Start of Block
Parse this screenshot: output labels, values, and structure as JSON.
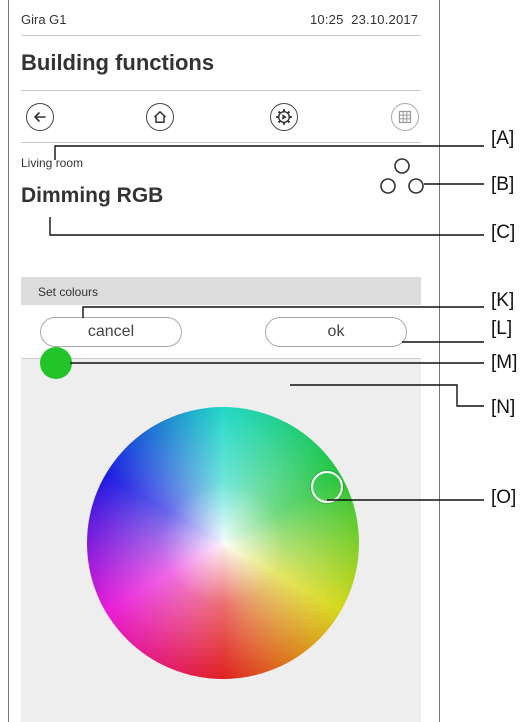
{
  "status_bar": {
    "device_name": "Gira G1",
    "time": "10:25",
    "date": "23.10.2017"
  },
  "header": {
    "title": "Building functions"
  },
  "nav": {
    "icons": [
      "back-arrow-icon",
      "home-icon",
      "settings-gear-icon",
      "grid-icon"
    ]
  },
  "function": {
    "room": "Living room",
    "name": "Dimming RGB",
    "icon": "rgb-circles-icon"
  },
  "colour_panel": {
    "header_label": "Set colours",
    "cancel_label": "cancel",
    "ok_label": "ok",
    "selected_colour": "#22c42a"
  },
  "callouts": {
    "A": "[A]",
    "B": "[B]",
    "C": "[C]",
    "K": "[K]",
    "L": "[L]",
    "M": "[M]",
    "N": "[N]",
    "O": "[O]"
  },
  "colors": {
    "panel_bg": "#eeeeee",
    "panel_header_bg": "#dcdcdc",
    "frame_line": "#777777"
  }
}
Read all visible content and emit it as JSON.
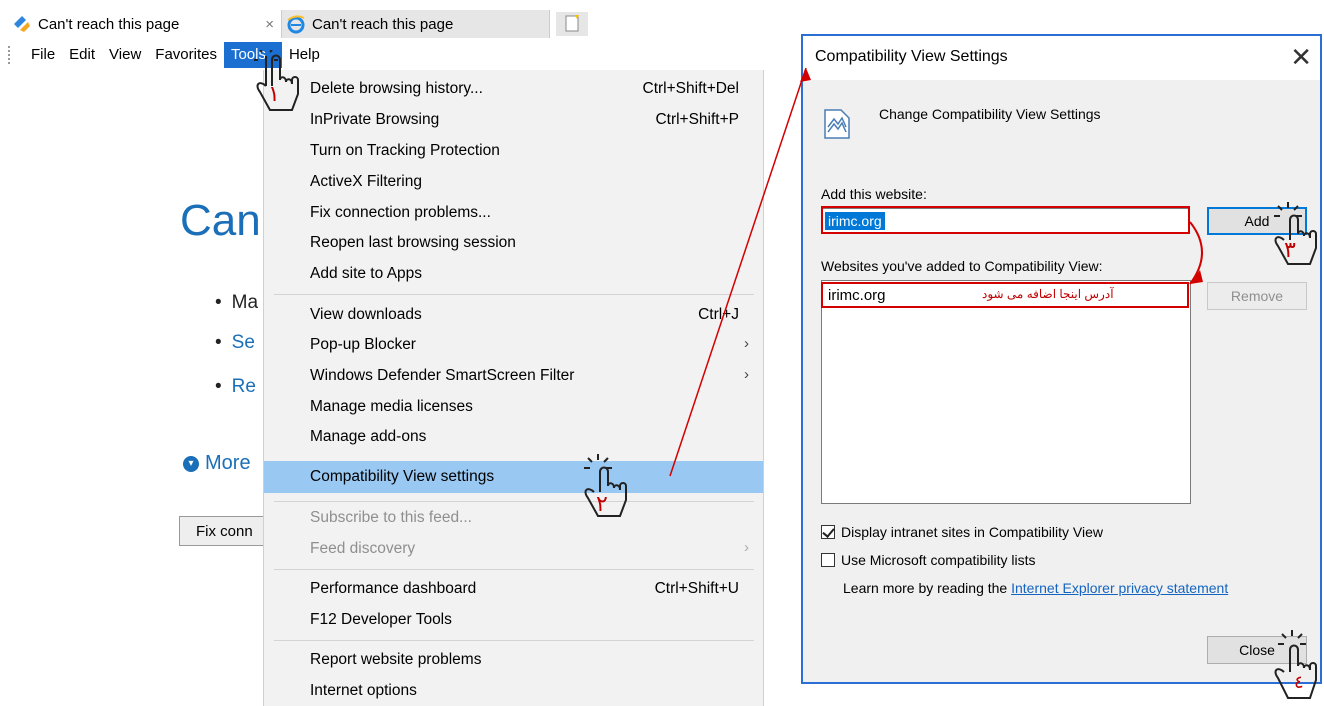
{
  "browser": {
    "tabs": [
      {
        "title": "Can't reach this page",
        "icon": "browser-logo-icon",
        "active": true
      },
      {
        "title": "Can't reach this page",
        "icon": "ie-logo-icon",
        "active": false
      }
    ],
    "close_glyph": "×",
    "menubar": [
      "File",
      "Edit",
      "View",
      "Favorites",
      "Tools",
      "Help"
    ],
    "page": {
      "heading": "Can",
      "bullets": [
        "Ma",
        "Se",
        "Re"
      ],
      "more": "More",
      "fix_button": "Fix conn"
    }
  },
  "tools_menu": {
    "items": [
      {
        "label": "Delete browsing history...",
        "shortcut": "Ctrl+Shift+Del"
      },
      {
        "label": "InPrivate Browsing",
        "shortcut": "Ctrl+Shift+P"
      },
      {
        "label": "Turn on Tracking Protection",
        "shortcut": ""
      },
      {
        "label": "ActiveX Filtering",
        "shortcut": ""
      },
      {
        "label": "Fix connection problems...",
        "shortcut": ""
      },
      {
        "label": "Reopen last browsing session",
        "shortcut": ""
      },
      {
        "label": "Add site to Apps",
        "shortcut": ""
      },
      {
        "label": "View downloads",
        "shortcut": "Ctrl+J"
      },
      {
        "label": "Pop-up Blocker",
        "shortcut": "",
        "submenu": true
      },
      {
        "label": "Windows Defender SmartScreen Filter",
        "shortcut": "",
        "submenu": true
      },
      {
        "label": "Manage media licenses",
        "shortcut": ""
      },
      {
        "label": "Manage add-ons",
        "shortcut": ""
      },
      {
        "label": "Compatibility View settings",
        "shortcut": "",
        "highlighted": true
      },
      {
        "label": "Subscribe to this feed...",
        "shortcut": "",
        "disabled": true
      },
      {
        "label": "Feed discovery",
        "shortcut": "",
        "disabled": true,
        "submenu": true
      },
      {
        "label": "Performance dashboard",
        "shortcut": "Ctrl+Shift+U"
      },
      {
        "label": "F12 Developer Tools",
        "shortcut": ""
      },
      {
        "label": "Report website problems",
        "shortcut": ""
      },
      {
        "label": "Internet options",
        "shortcut": ""
      }
    ],
    "submenu_arrow": "›"
  },
  "dialog": {
    "title": "Compatibility View Settings",
    "close_glyph": "✕",
    "heading": "Change Compatibility View Settings",
    "add_label": "Add this website:",
    "input_value": "irimc.org",
    "add_button": "Add",
    "list_label": "Websites you've added to Compatibility View:",
    "list_items": [
      "irimc.org"
    ],
    "list_note": "آدرس اینجا اضافه می شود",
    "remove_button": "Remove",
    "checkbox1": {
      "label": "Display intranet sites in Compatibility View",
      "checked": true
    },
    "checkbox2": {
      "label": "Use Microsoft compatibility lists",
      "checked": false
    },
    "learn_text": "Learn more by reading the",
    "learn_link": "Internet Explorer privacy statement",
    "close_button": "Close"
  },
  "annotations": {
    "step_numbers": [
      "١",
      "٢",
      "٣",
      "٤"
    ],
    "color": "#d40000"
  }
}
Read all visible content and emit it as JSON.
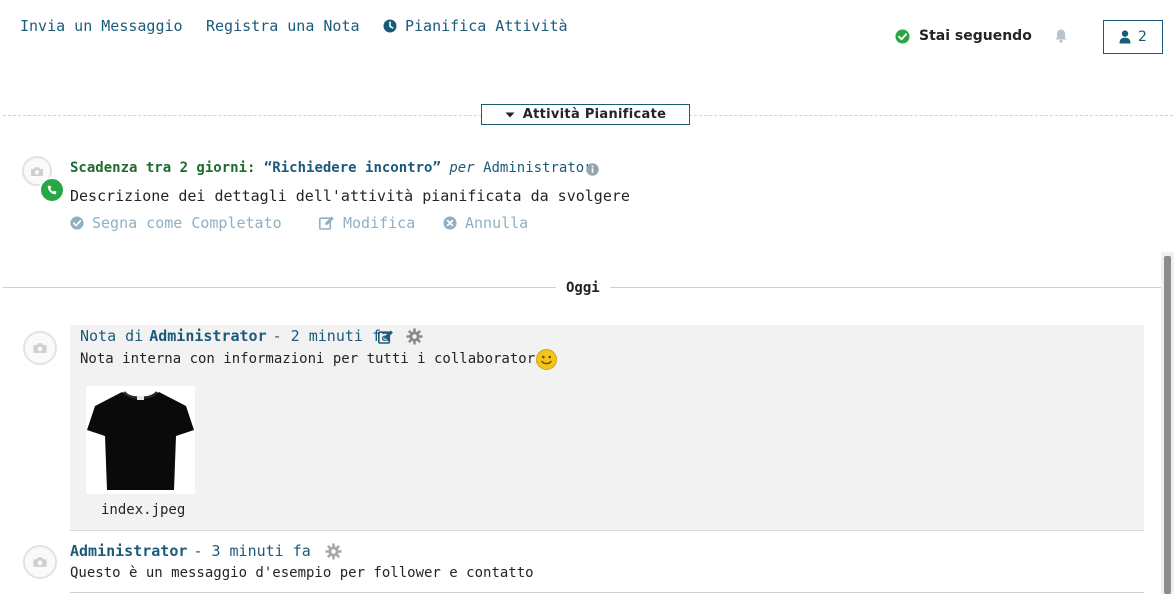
{
  "topbar": {
    "send_message": "Invia un Messaggio",
    "log_note": "Registra una Nota",
    "schedule_activity": "Pianifica Attività",
    "following_label": "Stai seguendo",
    "followers_count": "2"
  },
  "planned": {
    "toggle_label": "Attività Pianificate",
    "activity": {
      "deadline": "Scadenza tra 2 giorni:",
      "summary": "“Richiedere incontro”",
      "per": "per",
      "creator": "Administrator",
      "description": "Descrizione dei dettagli dell'attività pianificata da svolgere",
      "mark_done": "Segna come Completato",
      "edit": "Modifica",
      "cancel": "Annulla"
    }
  },
  "thread": {
    "day_label": "Oggi",
    "note": {
      "prefix": "Nota di",
      "author": "Administrator",
      "date": "- 2 minuti fa",
      "body": "Nota interna con informazioni per tutti i collaboratori",
      "attachment_name": "index.jpeg"
    },
    "message": {
      "author": "Administrator",
      "date": "- 3 minuti fa",
      "body": "Questo è un messaggio d'esempio per follower e contatto"
    }
  },
  "colors": {
    "link": "#1c5a7a",
    "deadline_green": "#1e6b2e",
    "muted_action": "#8fb0c2",
    "note_bg": "#f2f2f2"
  }
}
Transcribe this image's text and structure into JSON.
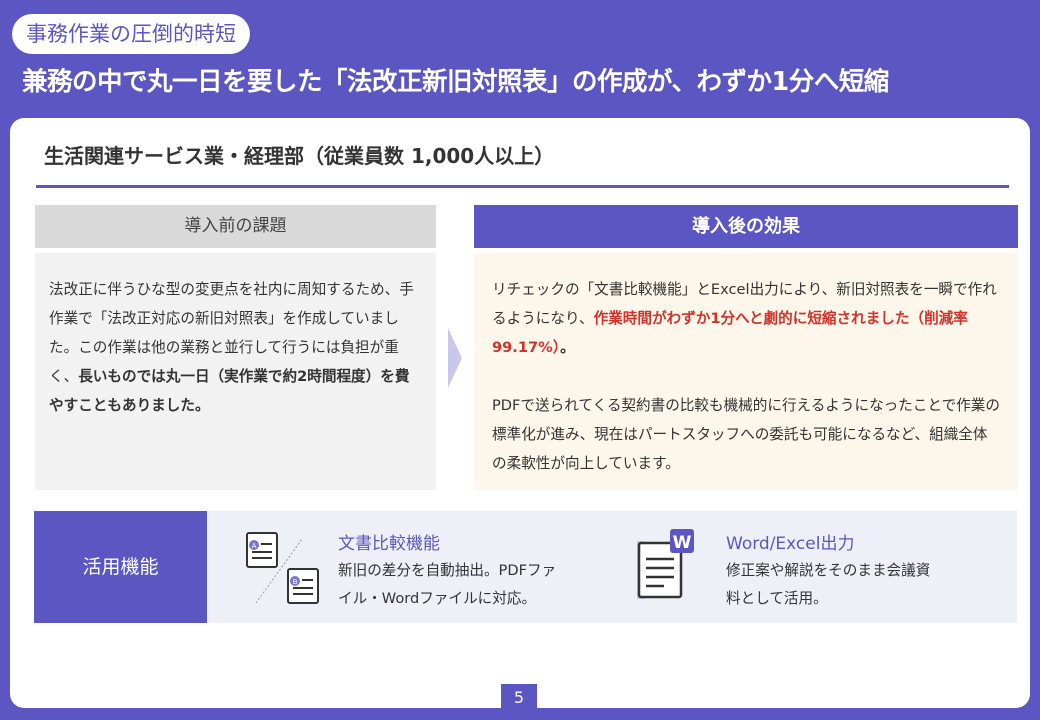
{
  "header": {
    "tag": "事務作業の圧倒的時短",
    "headline": "兼務の中で丸一日を要した「法改正新旧対照表」の作成が、わずか1分へ短縮"
  },
  "case": {
    "title": "生活関連サービス業・経理部（従業員数 1,000人以上）"
  },
  "before": {
    "heading": "導入前の課題",
    "text": "法改正に伴うひな型の変更点を社内に周知するため、手作業で「法改正対応の新旧対照表」を作成していました。この作業は他の業務と並行して行うには負担が重く、",
    "bold": "長いものでは丸一日（実作業で約2時間程度）を費やすこともありました。"
  },
  "after": {
    "heading": "導入後の効果",
    "p1_pre": "リチェックの「文書比較機能」とExcel出力により、新旧対照表を一瞬で作れるようになり、",
    "p1_red": "作業時間がわずか1分へと劇的に短縮されました（削減率99.17%）",
    "p1_post": "。",
    "p2": "PDFで送られてくる契約書の比較も機械的に行えるようになったことで作業の標準化が進み、現在はパートスタッフへの委託も可能になるなど、組織全体の柔軟性が向上しています。"
  },
  "features": {
    "label": "活用機能",
    "items": [
      {
        "title": "文書比較機能",
        "desc_line1": "新旧の差分を自動抽出。PDFファ",
        "desc_line2": "イル・Wordファイルに対応。",
        "icon": "document-compare-icon",
        "badge_a": "A",
        "badge_b": "B"
      },
      {
        "title": "Word/Excel出力",
        "desc_line1": "修正案や解説をそのまま会議資",
        "desc_line2": "料として活用。",
        "icon": "word-document-icon",
        "badge_w": "W"
      }
    ]
  },
  "page": {
    "number": "5"
  },
  "colors": {
    "accent": "#5b56c2",
    "highlight_red": "#d0332b",
    "after_bg": "#fdf6ea",
    "before_bg": "#f2f2f2"
  }
}
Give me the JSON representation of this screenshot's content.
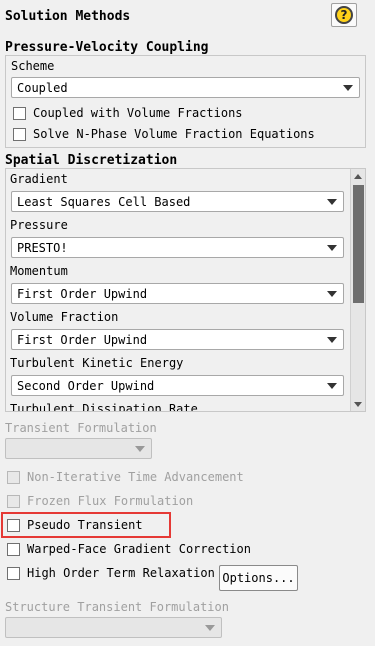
{
  "header": {
    "title": "Solution Methods",
    "help_glyph": "?"
  },
  "pv_coupling": {
    "header": "Pressure-Velocity Coupling",
    "scheme_label": "Scheme",
    "scheme_value": "Coupled",
    "coupled_vf_label": "Coupled with Volume Fractions",
    "solve_nphase_label": "Solve N-Phase Volume Fraction Equations"
  },
  "spatial": {
    "header": "Spatial Discretization",
    "items": [
      {
        "label": "Gradient",
        "value": "Least Squares Cell Based"
      },
      {
        "label": "Pressure",
        "value": "PRESTO!"
      },
      {
        "label": "Momentum",
        "value": "First Order Upwind"
      },
      {
        "label": "Volume Fraction",
        "value": "First Order Upwind"
      },
      {
        "label": "Turbulent Kinetic Energy",
        "value": "Second Order Upwind"
      },
      {
        "label": "Turbulent Dissipation Rate",
        "value": ""
      }
    ]
  },
  "transient": {
    "label": "Transient Formulation",
    "value": "",
    "non_iterative_label": "Non-Iterative Time Advancement",
    "frozen_flux_label": "Frozen Flux Formulation",
    "pseudo_transient_label": "Pseudo Transient",
    "warped_face_label": "Warped-Face Gradient Correction",
    "high_order_label": "High Order Term Relaxation",
    "options_button": "Options...",
    "structure_label": "Structure Transient Formulation",
    "structure_value": ""
  },
  "colors": {
    "highlight": "#e53935",
    "thumb": "#6e6e6e"
  }
}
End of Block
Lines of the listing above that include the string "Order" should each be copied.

_Solution_:
        "value": "First Order Upwind"
        "value": "First Order Upwind"
        "value": "Second Order Upwind"
    "high_order_label": "High Order Term Relaxation",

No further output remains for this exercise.